Recently, a few things happened that caused me to reflect about the work we do at Fern, our industry and the value of live, face to face events and how they were meant to be experienced.
The common thread that resonated for me was that live events are meant to be fully experienced in a way that impacts you emotionally, intellectually, and at times, physically. What does this mean?
It means going to see the Rolling Stones and being fully immersed and committed to getting the most out of the experience. Talking (yes, actually talking) to people who are there for the same reason you are, engaging with them, putting aside your differences to focus on what you have in common. Being willing to pay a little more to sit up close, to be in the thick of things, and to be so engaged we stand for the majority of the event. When we design experiences, we need to do it in a way that allows our attendees to be impacted, engaged, and become part of the experience. The Rolling Stones are a phenomenal band, and the fact that Mick Jagger is back on tour and able to perform the way he does is a testament to his dedication and level of professionalism. However, I am relatively confident that his recovery would not have been so quick if he is was only working in the studio to release a new album. In my opinion, the energy of the audience and the stamina he needs for a live performance certainly had an influence on his recovery.
Live events and experiences create a path for engagement that lasts well beyond the actual event itself; and if done correctly, a runway before, that lays the foundation for successful engagement. The challenge we have ahead of us, to ensure the success of our industry, is to work together to create an experience where people are lining up to get onto the tradeshow floor, lingering in the exhibit hall having conversations following show hours, and that the energy continues long after the lights go out.
The second thing that happened was much less exciting. Jim Beam Bourbon, in Louisville, KY, lost 45,000 barrels of product due to a fire at the distillery. Those of you that know me understand I am a fan of Bourbon. Yes, I like to drink it; but more importantly, I experience it. I like reading about the history, the individuals who make it, why they make it, how they got into making Bourbon. I have visited Louisville a few times, been to the Jim Beam distillery and may have driven by the brick house that tragically burned. So what does a fire at the Jim Beam distillery have to do with engagement and live experiences?

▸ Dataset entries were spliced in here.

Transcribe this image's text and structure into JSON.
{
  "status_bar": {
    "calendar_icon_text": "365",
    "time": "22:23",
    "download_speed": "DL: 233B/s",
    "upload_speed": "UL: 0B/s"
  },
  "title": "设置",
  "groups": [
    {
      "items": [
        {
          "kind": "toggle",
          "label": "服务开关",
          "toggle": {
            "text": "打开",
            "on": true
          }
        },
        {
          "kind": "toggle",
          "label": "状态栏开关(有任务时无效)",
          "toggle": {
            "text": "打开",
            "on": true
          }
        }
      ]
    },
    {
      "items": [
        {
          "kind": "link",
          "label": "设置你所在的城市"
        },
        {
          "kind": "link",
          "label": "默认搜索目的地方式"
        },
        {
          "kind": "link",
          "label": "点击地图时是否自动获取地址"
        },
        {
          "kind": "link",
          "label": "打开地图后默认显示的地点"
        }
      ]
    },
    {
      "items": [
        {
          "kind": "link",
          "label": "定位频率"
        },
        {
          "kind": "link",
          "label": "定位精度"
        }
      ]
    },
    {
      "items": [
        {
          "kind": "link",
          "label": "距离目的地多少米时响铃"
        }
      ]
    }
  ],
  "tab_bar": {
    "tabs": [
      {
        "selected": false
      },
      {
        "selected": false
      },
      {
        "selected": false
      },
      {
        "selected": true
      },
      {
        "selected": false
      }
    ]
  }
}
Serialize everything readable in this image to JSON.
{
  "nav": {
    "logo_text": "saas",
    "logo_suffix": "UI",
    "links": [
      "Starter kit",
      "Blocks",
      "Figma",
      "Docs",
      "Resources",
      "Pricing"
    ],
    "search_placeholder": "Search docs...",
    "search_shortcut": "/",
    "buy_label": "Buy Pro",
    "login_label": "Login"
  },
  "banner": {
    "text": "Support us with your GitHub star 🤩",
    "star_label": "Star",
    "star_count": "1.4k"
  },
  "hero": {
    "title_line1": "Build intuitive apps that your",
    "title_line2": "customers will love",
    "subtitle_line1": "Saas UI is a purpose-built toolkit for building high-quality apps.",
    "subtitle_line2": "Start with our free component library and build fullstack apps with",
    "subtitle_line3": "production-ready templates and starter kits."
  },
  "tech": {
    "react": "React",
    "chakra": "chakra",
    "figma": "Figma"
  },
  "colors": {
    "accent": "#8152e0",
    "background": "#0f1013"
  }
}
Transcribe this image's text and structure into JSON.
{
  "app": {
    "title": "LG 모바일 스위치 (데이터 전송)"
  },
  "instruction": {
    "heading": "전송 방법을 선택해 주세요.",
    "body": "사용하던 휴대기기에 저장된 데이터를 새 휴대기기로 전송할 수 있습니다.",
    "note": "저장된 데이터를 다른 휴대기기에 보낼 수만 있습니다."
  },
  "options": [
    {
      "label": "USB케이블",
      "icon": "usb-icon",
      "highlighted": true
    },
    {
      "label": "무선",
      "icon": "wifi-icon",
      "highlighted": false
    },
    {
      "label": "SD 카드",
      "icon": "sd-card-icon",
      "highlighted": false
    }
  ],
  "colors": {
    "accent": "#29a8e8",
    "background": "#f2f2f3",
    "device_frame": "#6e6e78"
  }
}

First of all, no fewer than 100 people in my social networks reached out to me about this, the majority of which I have met through live events. Second, having been on a few distillery tours, I thought about the actual barrels; the labor, the craftsmanship, and the hours that go into making them. A typical bourbon barrel takes 8-10 hours to make. In this situation roughly 400,000 hours of labor were lost. As a point of reference, the barrels lost represent about 9,000,000 750ml bottles of Bourbon. In total transparency, I have liked Bourbon for many years. It was not until I actually visited Louisville, touched a barrel, smelled the mash before it went into the still, saw the char of a barrel occur that I truly became passionate about the bourbon culture. The actual live experience and being able to immerse myself and learn about the bourbon culture through seeing, listening, and hands-on engagement mattered to me, and it matters to event attendees. Deep down I believe more event attendees want to be proactive participants, not passive, but they don’t know how, and sometimes we are not as effective as we should be in making this path clear. We need to help them feel comfortable. People often ask me what the right way to drink Bourbon is, and I tell them what I was told years ago; ‘drink it the way that you enjoy it.’ The bourbon community wants people to be engaged, and they make it easy to do so. Unfortunately, that is not true for all events and the organizations that create those events. We, as an industry, need to change that.
Face to face events matter and experiences matter. Let’s work together to create experiences where people are lining up to get onto the tradeshow floor, lingering in the exhibit hall having conversations after show hours, and that the energy and passion continue long after the lights go out and the bottle is empty.
Work hard, be kind, add value, make an impact…